Introverted talent in America, buried by the 'influence score'
Companies that analyze behavior on social media networks such as Facebook and Twitter, can assign users an 'influence score' that basically rates how extroverted they are. I fear that an employer, looking at a low score, would miss the next Larry Page, the introvert CEO of Google.
(Page 2 of 2)
There’s a good chance these social analytic companies have already heard of you if you’re on Facebook, Twitter, or LinkedIn. In fact, they may have already assigned you an influence score based on the number of friends or followers you have, how often you post, how often your posts attempt to persuade. Several companies are already targeting consumers with high influence scores.Skip to next paragraph
Subscribe Today to the Monitor
But your influence score may also have a darker side: It may impact whether or not you get a job offer or a promotion. A few years ago, no one would have guessed that having a low credit score could cost you a job offer. Well, your influence score is going to be even more important to companies as they look for employees who can spread the word and gain clout and notoriety for businesses and their clients.

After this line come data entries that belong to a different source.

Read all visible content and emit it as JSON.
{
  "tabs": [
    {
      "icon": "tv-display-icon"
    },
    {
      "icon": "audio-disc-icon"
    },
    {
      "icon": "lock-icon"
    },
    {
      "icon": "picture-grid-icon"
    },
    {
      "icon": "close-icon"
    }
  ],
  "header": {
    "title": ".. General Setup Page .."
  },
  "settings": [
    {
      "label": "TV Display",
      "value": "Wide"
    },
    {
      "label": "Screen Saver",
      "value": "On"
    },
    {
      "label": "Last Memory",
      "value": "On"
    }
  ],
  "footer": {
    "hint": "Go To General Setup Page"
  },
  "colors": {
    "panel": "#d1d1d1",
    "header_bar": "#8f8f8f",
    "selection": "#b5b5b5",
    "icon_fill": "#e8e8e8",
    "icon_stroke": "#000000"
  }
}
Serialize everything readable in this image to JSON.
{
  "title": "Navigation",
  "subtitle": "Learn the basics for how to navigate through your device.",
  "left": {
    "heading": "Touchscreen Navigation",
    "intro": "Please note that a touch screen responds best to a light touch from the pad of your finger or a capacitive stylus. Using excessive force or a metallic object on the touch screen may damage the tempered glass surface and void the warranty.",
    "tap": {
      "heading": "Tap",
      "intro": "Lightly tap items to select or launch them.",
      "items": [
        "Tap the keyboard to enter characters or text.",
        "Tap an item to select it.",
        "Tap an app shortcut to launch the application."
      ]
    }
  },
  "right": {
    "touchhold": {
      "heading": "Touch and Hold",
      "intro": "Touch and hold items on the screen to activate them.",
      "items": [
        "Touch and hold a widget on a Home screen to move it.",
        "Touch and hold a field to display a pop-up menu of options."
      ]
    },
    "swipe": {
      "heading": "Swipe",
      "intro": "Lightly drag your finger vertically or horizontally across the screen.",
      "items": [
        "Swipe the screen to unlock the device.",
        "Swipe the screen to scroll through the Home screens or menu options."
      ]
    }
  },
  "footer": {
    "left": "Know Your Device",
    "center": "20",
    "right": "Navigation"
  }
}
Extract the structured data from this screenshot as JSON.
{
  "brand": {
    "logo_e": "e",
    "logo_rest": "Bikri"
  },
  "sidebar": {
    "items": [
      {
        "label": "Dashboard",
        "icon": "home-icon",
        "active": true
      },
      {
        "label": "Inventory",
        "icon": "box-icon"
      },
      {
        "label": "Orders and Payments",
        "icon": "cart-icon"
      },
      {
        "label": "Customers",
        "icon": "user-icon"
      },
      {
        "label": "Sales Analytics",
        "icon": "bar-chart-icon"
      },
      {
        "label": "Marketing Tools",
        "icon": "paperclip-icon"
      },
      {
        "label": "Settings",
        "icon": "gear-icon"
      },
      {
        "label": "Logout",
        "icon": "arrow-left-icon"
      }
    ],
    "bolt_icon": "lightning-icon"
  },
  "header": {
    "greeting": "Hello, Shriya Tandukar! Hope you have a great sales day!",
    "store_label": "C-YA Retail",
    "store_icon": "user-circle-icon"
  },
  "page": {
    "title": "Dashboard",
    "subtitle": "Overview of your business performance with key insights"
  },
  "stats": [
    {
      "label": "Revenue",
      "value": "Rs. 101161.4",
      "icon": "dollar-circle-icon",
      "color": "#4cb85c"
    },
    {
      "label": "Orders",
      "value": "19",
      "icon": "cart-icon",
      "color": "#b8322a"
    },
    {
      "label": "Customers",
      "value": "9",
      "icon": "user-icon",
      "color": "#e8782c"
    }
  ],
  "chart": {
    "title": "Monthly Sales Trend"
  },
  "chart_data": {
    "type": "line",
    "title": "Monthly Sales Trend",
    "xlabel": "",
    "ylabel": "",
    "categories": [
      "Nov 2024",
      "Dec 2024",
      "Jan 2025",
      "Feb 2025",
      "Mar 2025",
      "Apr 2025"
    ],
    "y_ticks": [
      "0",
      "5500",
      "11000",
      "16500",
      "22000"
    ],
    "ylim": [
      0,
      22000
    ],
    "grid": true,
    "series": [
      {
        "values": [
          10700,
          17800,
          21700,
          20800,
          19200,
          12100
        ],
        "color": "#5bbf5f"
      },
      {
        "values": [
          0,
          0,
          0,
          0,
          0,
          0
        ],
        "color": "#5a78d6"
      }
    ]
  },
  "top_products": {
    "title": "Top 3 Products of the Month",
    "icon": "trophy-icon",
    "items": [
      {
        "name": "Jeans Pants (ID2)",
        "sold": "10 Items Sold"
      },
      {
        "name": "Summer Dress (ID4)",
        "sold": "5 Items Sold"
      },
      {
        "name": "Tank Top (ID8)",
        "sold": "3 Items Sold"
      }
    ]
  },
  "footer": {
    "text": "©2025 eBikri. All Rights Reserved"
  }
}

So why is this bad for introverts? You could argue that social media have been a boon to many introverts, who prefer to network without having to shake hands and make small talk. Yet, not surprisingly, studies have found that extroverts are heavier social media users. And the most prolific social media users – the ones much more likely to earn a high Influence Score – are less likely to be introverts.
You might also argue that Larry Page of Google – an introvert – is one of the most influential people in the world. And yet he isn’t an active social media user and would undoubtedly have a lower influence score than the average college kid.
I worry that a few years from now, after influence scores become as mainstream as credit scores, organizations looking for the next Larry Page or Steve Jobs might miss him, distracted by the glitter of other applicants’ Twitter feeds. Or they might find him and fail to promote him because he’s not much of a team player and prefers to work alone.
Of course, he (or she) can always go off and start his own company and change the world and create an environment and a workplace that is introvert-friendly, that lets people be themselves and work in ways that make them happy and productive.
Jim Sollisch is creative director at Marcus Thomas Advertising.